::: Data for this exercise

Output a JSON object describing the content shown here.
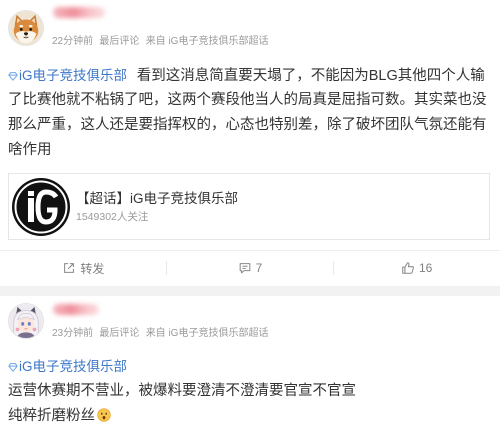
{
  "colors": {
    "text": "#333333",
    "link": "#3e77c8",
    "supertopic_icon": "#6fa8e6",
    "meta": "#9a9a9a",
    "action": "#808080",
    "feed_gap": "#f2f2f2",
    "card_border": "#e6e6e6",
    "username_blur": "#ef8e9a"
  },
  "posts": [
    {
      "icons": {
        "avatar": "shiba-dog-avatar-icon",
        "topic": "supertopic-diamond-icon",
        "card_logo": "ig-club-logo",
        "repost": "repost-icon",
        "comment": "comment-icon",
        "like": "thumbs-up-icon"
      },
      "meta": {
        "time": "22分钟前",
        "last_comment": "最后评论",
        "source": "来自 iG电子竞技俱乐部超话"
      },
      "topic_tag": "iG电子竞技俱乐部",
      "body_lines": [
        "看到这消息简直要天塌了，不能因为BLG其他四个人输",
        "了比赛他就不粘锅了吧，这两个赛段他当人的局真是屈指可数。其实菜也没",
        "那么严重，这人还是要指挥权的，心态也特别差，除了破坏团队气氛还能有",
        "啥作用"
      ],
      "card": {
        "title": "【超话】iG电子竞技俱乐部",
        "followers": "1549302人关注"
      },
      "actions": {
        "repost_label": "转发",
        "comment_count": "7",
        "like_count": "16"
      }
    },
    {
      "icons": {
        "avatar": "anime-character-avatar-icon",
        "topic": "supertopic-diamond-icon",
        "emoji": "surprised-face-emoji-icon"
      },
      "meta": {
        "time": "23分钟前",
        "last_comment": "最后评论",
        "source": "来自 iG电子竞技俱乐部超话"
      },
      "topic_tag": "iG电子竞技俱乐部",
      "body_lines": [
        "运营休赛期不营业，被爆料要澄清不澄清要官宣不官宣",
        "纯粹折磨粉丝"
      ]
    }
  ]
}
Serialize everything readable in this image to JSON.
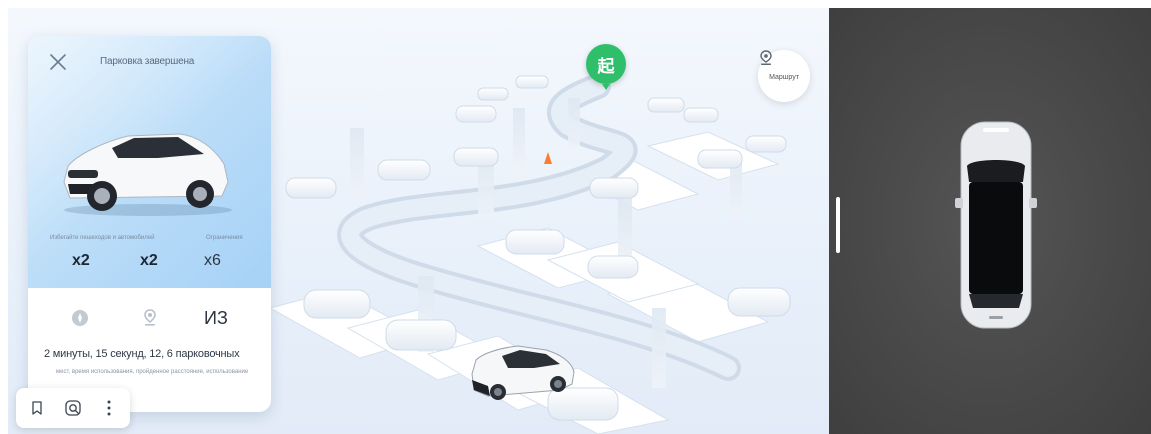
{
  "panel": {
    "title": "Парковка завершена",
    "stats": [
      {
        "label": "Избегайте пешеходов и автомобилей",
        "value": "x2"
      },
      {
        "label": "",
        "value": "x2"
      },
      {
        "label": "Ограничения",
        "value": "x6"
      }
    ],
    "iz_label": "ИЗ",
    "summary": "2 минуты, 15 секунд, 12, 6 парковочных",
    "summary_sub": "мест, время использования, пройденное расстояние, использование"
  },
  "map": {
    "start_marker": "起",
    "route_label": "Маршрут"
  },
  "toolbar": {
    "icons": [
      "bookmark-icon",
      "camera-scan-icon",
      "more-vertical-icon"
    ]
  },
  "colors": {
    "accent_green": "#2fbf6a",
    "panel_blue": "#b9dcf8",
    "camera_ground": "#4b4b4b"
  }
}
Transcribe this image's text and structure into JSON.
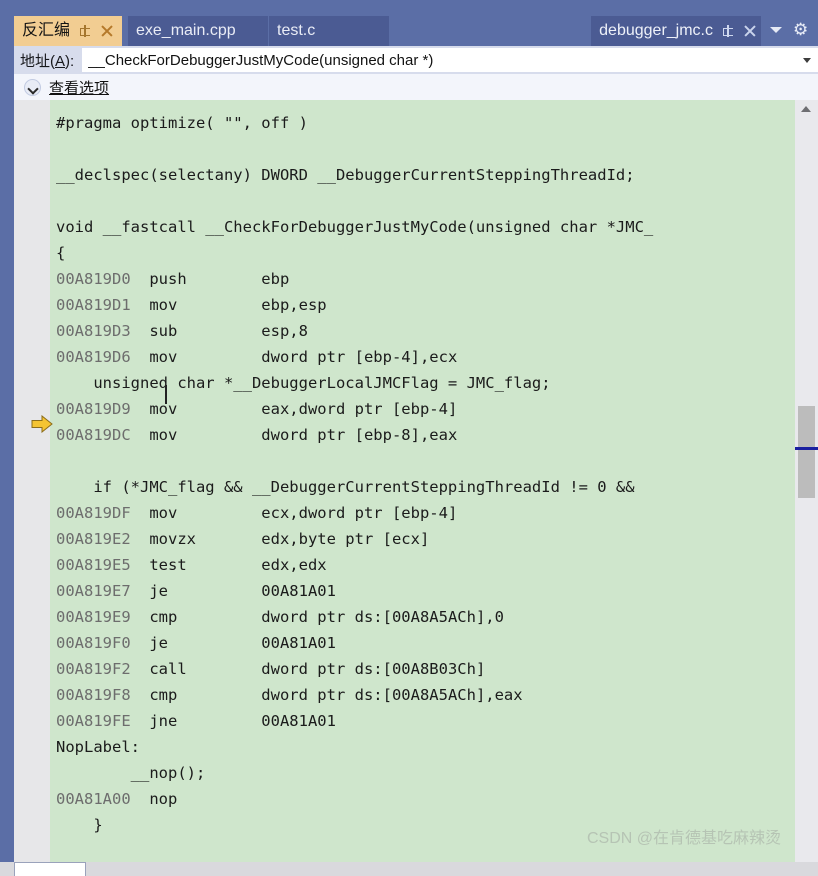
{
  "window": {
    "accent_blue": "#5b6ea6",
    "active_tab_bg": "#f2cd92",
    "code_bg": "#cfe6cc"
  },
  "tabs": {
    "active": {
      "label": "反汇编",
      "pin_icon": "pin-icon",
      "close_icon": "close-icon"
    },
    "others": [
      {
        "label": "exe_main.cpp"
      },
      {
        "label": "test.c"
      }
    ],
    "right_tab": {
      "label": "debugger_jmc.c",
      "pin_icon": "pin-icon",
      "close_icon": "close-icon"
    },
    "overflow_icon": "chevron-down-icon",
    "settings_icon": "gear-icon"
  },
  "address_bar": {
    "label_prefix": "地址(",
    "label_accel": "A",
    "label_suffix": "): ",
    "value": "__CheckForDebuggerJustMyCode(unsigned char *)",
    "placeholder": "地址",
    "dropdown_icon": "chevron-down-icon"
  },
  "view_options": {
    "label": "查看选项",
    "chevron_icon": "chevron-down-icon"
  },
  "editor": {
    "instruction_pointer_icon": "yellow-right-arrow-icon",
    "instruction_pointer_color": "#f5c432",
    "lines": [
      {
        "text": "#pragma optimize( \"\", off )",
        "type": "source"
      },
      {
        "text": "",
        "type": "blank"
      },
      {
        "text": "__declspec(selectany) DWORD __DebuggerCurrentSteppingThreadId;",
        "type": "source"
      },
      {
        "text": "",
        "type": "blank"
      },
      {
        "text": "void __fastcall __CheckForDebuggerJustMyCode(unsigned char *JMC_",
        "type": "source"
      },
      {
        "text": "{",
        "type": "source"
      },
      {
        "addr": "00A819D0",
        "mnemonic": "push",
        "operands": "ebp",
        "type": "asm"
      },
      {
        "addr": "00A819D1",
        "mnemonic": "mov",
        "operands": "ebp,esp",
        "type": "asm",
        "current": true
      },
      {
        "addr": "00A819D3",
        "mnemonic": "sub",
        "operands": "esp,8",
        "type": "asm"
      },
      {
        "addr": "00A819D6",
        "mnemonic": "mov",
        "operands": "dword ptr [ebp-4],ecx",
        "type": "asm"
      },
      {
        "text": "    unsigned char *__DebuggerLocalJMCFlag = JMC_flag;",
        "type": "source"
      },
      {
        "addr": "00A819D9",
        "mnemonic": "mov",
        "operands": "eax,dword ptr [ebp-4]",
        "type": "asm"
      },
      {
        "addr": "00A819DC",
        "mnemonic": "mov",
        "operands": "dword ptr [ebp-8],eax",
        "type": "asm"
      },
      {
        "text": "",
        "type": "blank"
      },
      {
        "text": "    if (*JMC_flag && __DebuggerCurrentSteppingThreadId != 0 && ",
        "type": "source"
      },
      {
        "addr": "00A819DF",
        "mnemonic": "mov",
        "operands": "ecx,dword ptr [ebp-4]",
        "type": "asm"
      },
      {
        "addr": "00A819E2",
        "mnemonic": "movzx",
        "operands": "edx,byte ptr [ecx]",
        "type": "asm"
      },
      {
        "addr": "00A819E5",
        "mnemonic": "test",
        "operands": "edx,edx",
        "type": "asm"
      },
      {
        "addr": "00A819E7",
        "mnemonic": "je",
        "operands": "00A81A01",
        "type": "asm"
      },
      {
        "addr": "00A819E9",
        "mnemonic": "cmp",
        "operands": "dword ptr ds:[00A8A5ACh],0",
        "type": "asm"
      },
      {
        "addr": "00A819F0",
        "mnemonic": "je",
        "operands": "00A81A01",
        "type": "asm"
      },
      {
        "addr": "00A819F2",
        "mnemonic": "call",
        "operands": "dword ptr ds:[00A8B03Ch]",
        "type": "asm"
      },
      {
        "addr": "00A819F8",
        "mnemonic": "cmp",
        "operands": "dword ptr ds:[00A8A5ACh],eax",
        "type": "asm"
      },
      {
        "addr": "00A819FE",
        "mnemonic": "jne",
        "operands": "00A81A01",
        "type": "asm"
      },
      {
        "text": "NopLabel:",
        "type": "source"
      },
      {
        "text": "        __nop();",
        "type": "source"
      },
      {
        "addr": "00A81A00",
        "mnemonic": "nop",
        "operands": "",
        "type": "asm"
      },
      {
        "text": "    }",
        "type": "source"
      }
    ]
  },
  "scrollbar": {
    "up_arrow_icon": "triangle-up-icon",
    "thumb": "scroll-thumb",
    "marker_color": "#1a1fa0"
  },
  "watermark": {
    "text": "CSDN @在肯德基吃麻辣烫"
  }
}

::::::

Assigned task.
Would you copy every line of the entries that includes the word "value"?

Answer space.
        "value": "x2"
        "value": "x2"
        "value": "x6"
    "value": "__CheckForDebuggerJustMyCode(unsigned char *)",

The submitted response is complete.